Shock & Awe
With change at the economic margin beginning to improve (e.g. recent U.S. payrolls, durable goods orders and manufacturing PMI), investors are beginning to see cyclical elements of the equity market improve. Oil prices are now up year-to-date, energy and industrials are all of a sudden outperforming the broader market, and financials, which so far this year have pulled up the rear, are starting to get a bid. We have continued to espouse a belief that the U.S. economy is not going into a recession this year and, as China exercises fiscal and monetary powers to keep growth afloat in the world’s second largest economy, all eyes this week turned to Europe. Investors everywhere expected monetary largesse from the European Central Bank, and ECB President Mario Draghi did not disappoint.
Ready, Fire, Aim
Although the expected reaction in equities was delayed, the risk-on nature of today’s market reflects heavy artillery unveiled by the ECB. Monthly QE increased by 20 billion euros, QE extended into the realm of corporate debt, and a further (albeit tempered) reduction in the central bank deposit rate to -0.40 percent formed the crux of ECB actions unveiled to stimulate lending in a deflationary European economy. Going into the ECB meeting, currency traders almost universally expected the euro to weaken on forecast expansion of the European monetary base, so we could only chuckle when, of course, the euro rose yesterday! We see puts and takes regarding the dollar price of the euro, but the fact that Europe’s central bank will be buying more government and now company-issued debt is an unalloyed positive for Europe’s economy and global risk-facing assets in general.
The Dawn of a New Bull Market
Believe it or not, benchmark oil is now up 4 percent so far this year and, by commonly accepted definition, has now entered a new bull market, up 47 percent from its February 11 low reached exactly one month ago. We are on record as having stated that $30 oil in 2016 makes as little sense to us as $150 oil did in 2008. With U.S. production rolling over at a faster rate, China guiding 2016 production down by 4 percent, Mexican production in decline and Iran being the only nation with material new volumes to offset declining non-OPEC production, the low price for oil this cycle appears to be in the rearview. The other key component – demand – is buttressed by easy monetary policy in key developed economies and $2 gas prices that have SUVs and trucks flying off dealer lots. Decreasing supply and increasing demand are key to oil markets rebalancing this year. Notwithstanding efficiency gains realized by U.S. producers, a global oil market with relatively little excess productive capacity should push oil toward the marginal cost of production, which we peg at somewhere between $70 and $80/barrel.

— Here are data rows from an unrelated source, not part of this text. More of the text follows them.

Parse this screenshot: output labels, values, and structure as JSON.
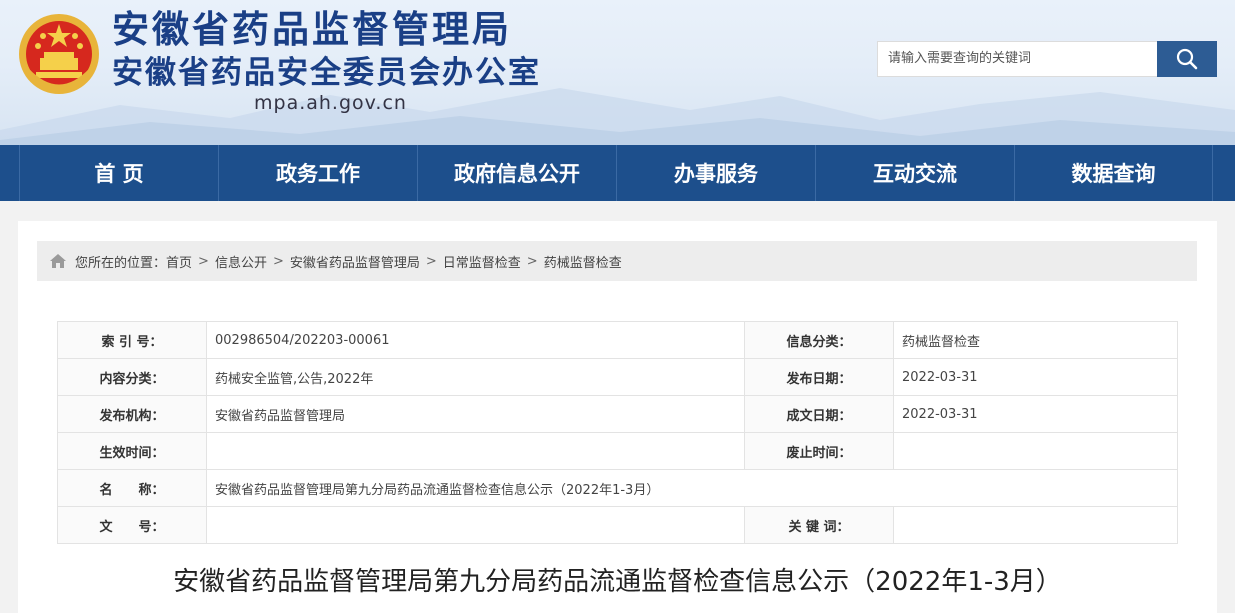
{
  "header": {
    "title_line1": "安徽省药品监督管理局",
    "title_line2": "安徽省药品安全委员会办公室",
    "domain": "mpa.ah.gov.cn",
    "emblem_icon": "national-emblem-icon",
    "search": {
      "placeholder": "请输入需要查询的关键词",
      "button_icon": "search-icon"
    }
  },
  "nav": {
    "items": [
      {
        "label": "首 页"
      },
      {
        "label": "政务工作"
      },
      {
        "label": "政府信息公开"
      },
      {
        "label": "办事服务"
      },
      {
        "label": "互动交流"
      },
      {
        "label": "数据查询"
      }
    ]
  },
  "breadcrumb": {
    "prefix": "您所在的位置：",
    "items": [
      "首页",
      "信息公开",
      "安徽省药品监督管理局",
      "日常监督检查",
      "药械监督检查"
    ],
    "separator": ">",
    "icon": "home-icon"
  },
  "info": {
    "index_label": "索 引 号：",
    "index_value": "002986504/202203-00061",
    "category_label": "信息分类：",
    "category_value": "药械监督检查",
    "content_label": "内容分类：",
    "content_value": "药械安全监管,公告,2022年",
    "pubdate_label": "发布日期：",
    "pubdate_value": "2022-03-31",
    "org_label": "发布机构：",
    "org_value": "安徽省药品监督管理局",
    "docdate_label": "成文日期：",
    "docdate_value": "2022-03-31",
    "effective_label": "生效时间：",
    "effective_value": "",
    "abolish_label": "废止时间：",
    "abolish_value": "",
    "name_label": "名　　称：",
    "name_value": "安徽省药品监督管理局第九分局药品流通监督检查信息公示（2022年1-3月）",
    "docno_label": "文　　号：",
    "docno_value": "",
    "keywords_label": "关 键 词：",
    "keywords_value": ""
  },
  "article": {
    "title": "安徽省药品监督管理局第九分局药品流通监督检查信息公示（2022年1-3月）"
  },
  "colors": {
    "nav_bg": "#1d4f8c",
    "title_blue": "#1a3f86",
    "search_btn": "#2d5c94"
  }
}
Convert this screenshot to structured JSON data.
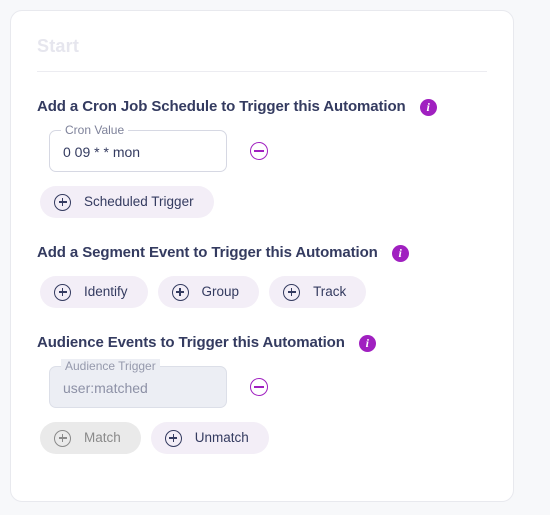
{
  "card": {
    "start_label": "Start"
  },
  "sections": [
    {
      "title": "Add a Cron Job Schedule to Trigger this Automation",
      "info_icon": "info-icon",
      "field": {
        "label": "Cron Value",
        "value": "0 09 * * mon",
        "remove_icon": "minus-circle-icon"
      },
      "chips": [
        {
          "label": "Scheduled Trigger",
          "icon": "plus-circle-icon",
          "disabled": false
        }
      ]
    },
    {
      "title": "Add a Segment Event to Trigger this Automation",
      "info_icon": "info-icon",
      "chips": [
        {
          "label": "Identify",
          "icon": "plus-circle-icon",
          "disabled": false
        },
        {
          "label": "Group",
          "icon": "plus-circle-icon",
          "disabled": false
        },
        {
          "label": "Track",
          "icon": "plus-circle-icon",
          "disabled": false
        }
      ]
    },
    {
      "title": "Audience Events to Trigger this Automation",
      "info_icon": "info-icon",
      "field": {
        "label": "Audience Trigger",
        "value": "user:matched",
        "disabled": true,
        "remove_icon": "minus-circle-icon"
      },
      "chips": [
        {
          "label": "Match",
          "icon": "plus-circle-icon",
          "disabled": true
        },
        {
          "label": "Unmatch",
          "icon": "plus-circle-icon",
          "disabled": false
        }
      ]
    }
  ],
  "colors": {
    "accent_purple": "#a020c0",
    "text_navy": "#343b60",
    "chip_lavender": "#f3eef7",
    "chip_disabled": "#eaeaea",
    "field_disabled_bg": "#eceef4"
  }
}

Our Takeaways from the Week
- Investors had high expectations for ECB monetary policy action this week and Draghi delivered
- Oil has ascended into a new bull market